Burt Reynolds saw a potential opportunity to have a career direction similar to that of Clint Eastwood, although it didn’t initially work out as planned
Gunsmoke actor Burt Reynolds had a wonderful career that extended into becoming a sex symbol. He knew that he wanted a career in entertainment, but he initially had some difficulties figuring out exactly what kind of roles he would play. Reynolds initially tried to pursue a path similar to Clint Eastwood’s Western path, although it didn’t initially work out as planned.
‘Gunsmoke’ actor Burt Reynolds went from television to movies
Before Gunsmoke came along, Reynolds originally started working in theater. From there, he took on television roles on shows such as The Lawless Years and Pony Express. However, Reynolds had his first big part in Riverboat as Ben Frazer alongside Darren McGavin until he left due to creative differences with the show’s star.
Reynolds remained a guest-starring actor on television while making his film debut with 1961’s Angel Baby. He landed the role of blacksmith Quint Asper in Gunsmoke after Dennis Weaver decided to leave the role of Chester Goode to pursue other roles. It was a stable gig that Matt Dillon actor James Arness remained on for its entire 20-season run.

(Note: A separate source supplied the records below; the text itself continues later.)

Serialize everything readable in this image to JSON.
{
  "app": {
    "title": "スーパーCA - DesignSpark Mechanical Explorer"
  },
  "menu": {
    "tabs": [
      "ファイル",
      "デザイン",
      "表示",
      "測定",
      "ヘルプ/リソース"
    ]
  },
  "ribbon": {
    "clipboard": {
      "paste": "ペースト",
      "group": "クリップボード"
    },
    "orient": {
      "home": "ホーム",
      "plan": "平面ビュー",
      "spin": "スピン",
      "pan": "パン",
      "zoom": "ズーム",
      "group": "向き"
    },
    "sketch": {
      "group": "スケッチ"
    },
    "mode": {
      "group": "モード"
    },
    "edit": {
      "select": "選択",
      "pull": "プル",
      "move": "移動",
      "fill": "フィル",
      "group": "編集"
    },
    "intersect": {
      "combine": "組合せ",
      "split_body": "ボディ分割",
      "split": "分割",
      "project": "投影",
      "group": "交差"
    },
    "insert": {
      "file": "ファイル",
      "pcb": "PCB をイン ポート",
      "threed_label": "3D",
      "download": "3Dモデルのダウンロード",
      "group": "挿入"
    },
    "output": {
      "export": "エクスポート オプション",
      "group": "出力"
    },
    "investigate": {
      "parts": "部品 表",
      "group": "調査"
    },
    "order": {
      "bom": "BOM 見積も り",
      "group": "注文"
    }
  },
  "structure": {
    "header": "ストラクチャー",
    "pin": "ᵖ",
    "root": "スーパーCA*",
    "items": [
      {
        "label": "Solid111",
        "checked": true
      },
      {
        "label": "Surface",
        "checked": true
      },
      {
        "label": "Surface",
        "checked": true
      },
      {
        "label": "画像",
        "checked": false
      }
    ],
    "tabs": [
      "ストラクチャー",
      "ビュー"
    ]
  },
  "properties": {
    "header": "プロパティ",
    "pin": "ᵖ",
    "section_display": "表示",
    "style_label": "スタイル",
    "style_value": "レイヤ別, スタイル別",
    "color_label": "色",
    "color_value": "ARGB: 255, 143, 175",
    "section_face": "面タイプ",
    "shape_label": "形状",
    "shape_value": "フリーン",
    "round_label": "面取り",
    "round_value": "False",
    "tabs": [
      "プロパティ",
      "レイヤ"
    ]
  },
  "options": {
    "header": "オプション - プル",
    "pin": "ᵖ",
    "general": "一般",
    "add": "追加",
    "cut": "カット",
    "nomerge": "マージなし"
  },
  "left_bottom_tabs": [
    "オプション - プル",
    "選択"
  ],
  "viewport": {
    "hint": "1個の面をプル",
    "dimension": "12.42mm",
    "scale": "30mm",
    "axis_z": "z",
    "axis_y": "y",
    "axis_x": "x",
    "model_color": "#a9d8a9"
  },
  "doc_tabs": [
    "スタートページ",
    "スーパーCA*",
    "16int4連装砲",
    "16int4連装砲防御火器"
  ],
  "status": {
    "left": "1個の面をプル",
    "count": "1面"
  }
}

Gunsmoke‘s Doc Adam star, Milburn Stone, convinced Reynolds to finally take the leap and pursue feature filmmaking. As a result, he once again walked out on a popular network television show in 1965 after 50 episodes, although he didn’t find success right out of the gate. He continued to star on television shows, including Branded and 12 O’Clock High.

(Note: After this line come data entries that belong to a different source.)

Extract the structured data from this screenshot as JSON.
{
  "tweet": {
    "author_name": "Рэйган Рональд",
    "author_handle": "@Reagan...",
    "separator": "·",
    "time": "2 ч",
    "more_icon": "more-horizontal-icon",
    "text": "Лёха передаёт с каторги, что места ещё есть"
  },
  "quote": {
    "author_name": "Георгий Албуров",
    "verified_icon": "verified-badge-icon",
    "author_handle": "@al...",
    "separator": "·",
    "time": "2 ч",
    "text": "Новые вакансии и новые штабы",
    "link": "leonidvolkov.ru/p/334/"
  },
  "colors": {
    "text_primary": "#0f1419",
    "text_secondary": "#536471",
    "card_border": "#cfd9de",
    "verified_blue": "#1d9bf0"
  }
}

Reynolds saw a potential opportunity to have a career direction similar to that of Clint Eastwood, who found success in the Western film genre. He played Rowdy Yates on Rawhide for 217 episodes from 1959 until 1965. However, Eastwood ultimately made some noise with 1964’s A Fistful of Dollars into its sequels For a Few Dollars More and The Good, the Bad, and the Ugly.
David R. Greenland wrote in The Gunsmoke Chronicles: A New History of Television’s Greatest Western that Reynolds sought this very same path that Eastwood went on with “spaghetti Westerns.” He starred in 1967’s Navajo Joe, which he thought was made by Sergio Leone, who made the Dollars Trilogy with Eastwood. However, Sergio Carbucci ultimately was the filmmaker to take it over, which didn’t have any lasting impression as Leone’s films did.
Reynolds later found a great amount of fame further down his career path after Gunsmoke. He finally had a breakthrough with his performance as Lewis Medlock in 1972’s Deliverance. Reynolds starred in several box office smash hits, including 1974’s The Longest Yard, 1977’s Smokey and the Bandit, and 1978’s Hooper.
The actor went on to earn an Oscar nomination for his stellar work in 1997’s Boogie Nights for the category of Best Actor in a Supporting Role against Robin Williams in Good Will Hunting, Borbert Forster in Jackie Brown, Anthony Hopkins in Amistad, and Greg Kinnear in As Good as It Gets. Williams ultimately won the golden statue for his legendary performance.